Keep in mind that the gold-to-silver ratio can fluctuate as often as gold and silver prices-daily! You can track the ratio over the last 24 hours, 30 days, 60 days, 1 year, 5 years, and 10 years on MacroTrends.
3. How do you calculate the gold-to-silver ratio?
You can calculate the gold-to-silver ratio by dividing the current gold price by the current silver price.
Price of Gold / Price of Silver = Current Gold-to-Silver Ratio
Here’s an example if the price of gold were $1,712.30/oz. and the price of silver were $15.11/oz. Those precious metals prices would give us a gold-to-silver ratio of about 113:1.
1,712.30 / 15.11 = ~113:1
4. What is a “good” gold-to-silver ratio?
A “good” gold-to-silver ratio is subjective. What is your end goal? When the ratio increases (i.e., when the silver price is lower and thus you would need more ounces of silver to buy one ounce of gold), it can mean that silver is being favored more than gold, and it could be a good time to take advantage of affordable silver prices. A lower ratio can mean the reverse. Gold is being favored, and you may want to buy gold at a good price.
Because the gold-to-silver ratio changes so frequently, it can be difficult to make long-term decisions based on that number alone. Instead, consider using the ratio as one of the many data points you consult when determining whether it’s the right time for you to buy precious metals.
5. What is the historical gold-to-silver ratio?
Prior to the 20th century, the gold-to-silver ratio was fairly steady. It ranged between 12:1 and 15:1, notes Investopedia. However, throughout the 20th century, the ratio saw much more volatility thanks to major silver discoveries in the Americas and government attempts to shape precious metals prices.

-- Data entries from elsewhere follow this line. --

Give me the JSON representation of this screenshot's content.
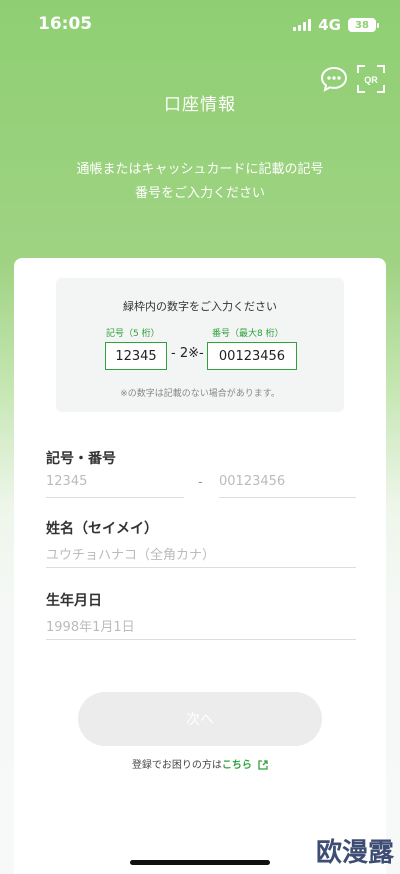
{
  "status": {
    "time": "16:05",
    "network": "4G",
    "battery": "38"
  },
  "header": {
    "title": "口座情報",
    "qr_label": "QR"
  },
  "subtitle_line1": "通帳またはキャッシュカードに記載の記号",
  "subtitle_line2": "番号をご入力ください",
  "info": {
    "title": "緑枠内の数字をご入力ください",
    "kigo_label": "記号（5 桁）",
    "bango_label": "番号（最大8 桁）",
    "kigo_value": "12345",
    "middle": "- 2※-",
    "bango_value": "00123456",
    "note": "※の数字は記載のない場合があります。"
  },
  "form": {
    "number_label": "記号・番号",
    "kigo_placeholder": "12345",
    "dash": "-",
    "bango_placeholder": "00123456",
    "name_label": "姓名（セイメイ）",
    "name_placeholder": "ユウチョハナコ（全角カナ）",
    "birth_label": "生年月日",
    "birth_placeholder": "1998年1月1日"
  },
  "next_button": "次へ",
  "help": {
    "text": "登録でお困りの方は",
    "link": "こちら"
  },
  "watermark": "欧漫露",
  "colors": {
    "accent": "#2fa23c",
    "header_green": "#8fcf73"
  }
}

The average gold-to-silver ratio was 47:1 during the 20th century. Over the last 10 years, the ratio hit a high of 124.46:1 and a low of 31.68:1, and Seeking Alpha commentator Jeremy Robson notes that the ratio has been rising for 9 years.

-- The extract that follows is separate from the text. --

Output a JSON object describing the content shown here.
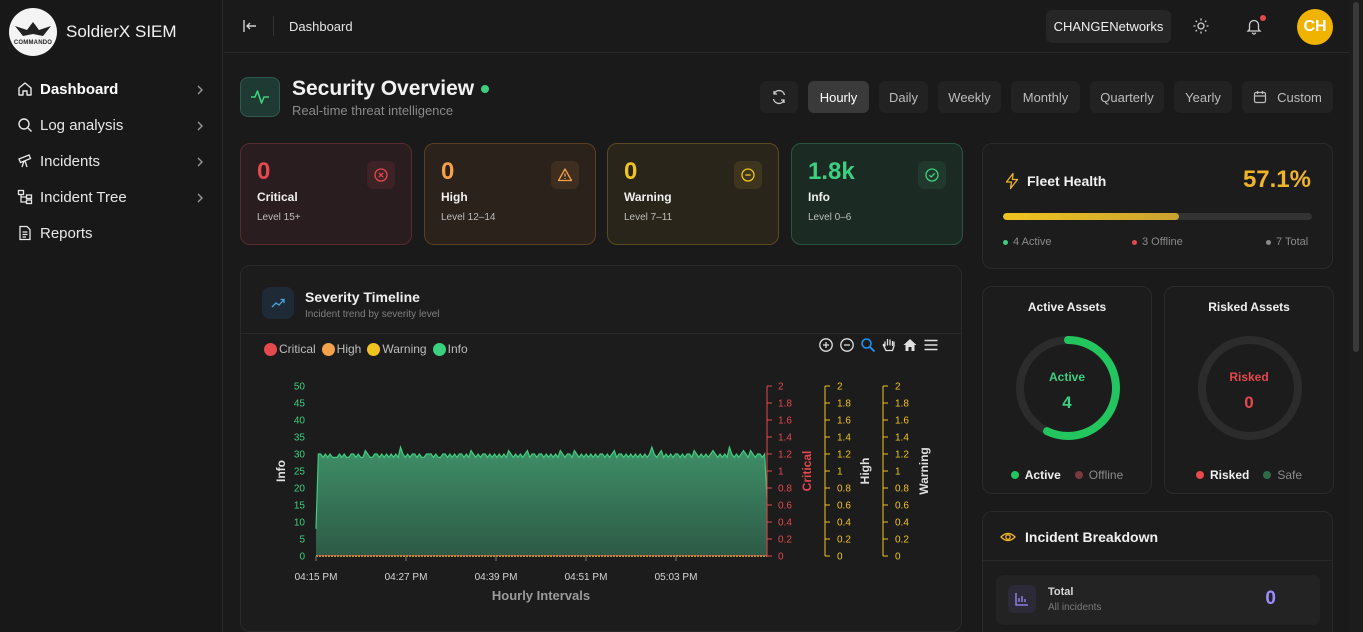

6. What should the gold-to-silver ratio be?
“There’s wide disagreement among market analysts and traders regarding the current norm or expected average level for the gold-to-silver ratio,” reports Investopedia. Some analysts believe the 20th-century average ratio (47:1) is healthy.
Others “continue to argue that the ratio should eventually return to much lower levels, around 17:1 to 20:1.”
Looking at the current gold-to-silver ratio, “It’s doing exactly what you would expect it to do [against] a weak economic backdrop,” writes Seeking Alpha’s Jeremy Robson. “It is steadily rising. If the economy remains weak after the present recession, I would expect that the gold-to-silver ratio will continue to rise.”
Robson’s expectations are based on how gold and silver are used. He argues that silver has more industrial applications than gold and is thus more sensitive to the strength of the economy than gold.
7. Why bother following the gold-to-silver ratio?
The ratio isn’t a silver bullet that will tell you exactly when to buy precious metals, but it can be a reasonably reliable indicator. Gold and silver prices have a long-established correlation and have moved in opposite directions only one time since 1968, and it was for a short time that lasted only seven consecutive days.
Consider keeping tabs on the gold-to-silver ratio as you consult other resources you trust. Access free special reports in U.S. Money Reserve’s Resource Library and call 1–844–307–1589 to speak with one of our professional Account Executives. You’ll receive a complimentary in-depth consultation regarding your overall objectives and long-term goals.
“I’ve watched gold for a long time. I remember when gold was $230.00 per oz…now look at it.”
Originally published at https://www.usmoneyreserve.com on May 1, 2020.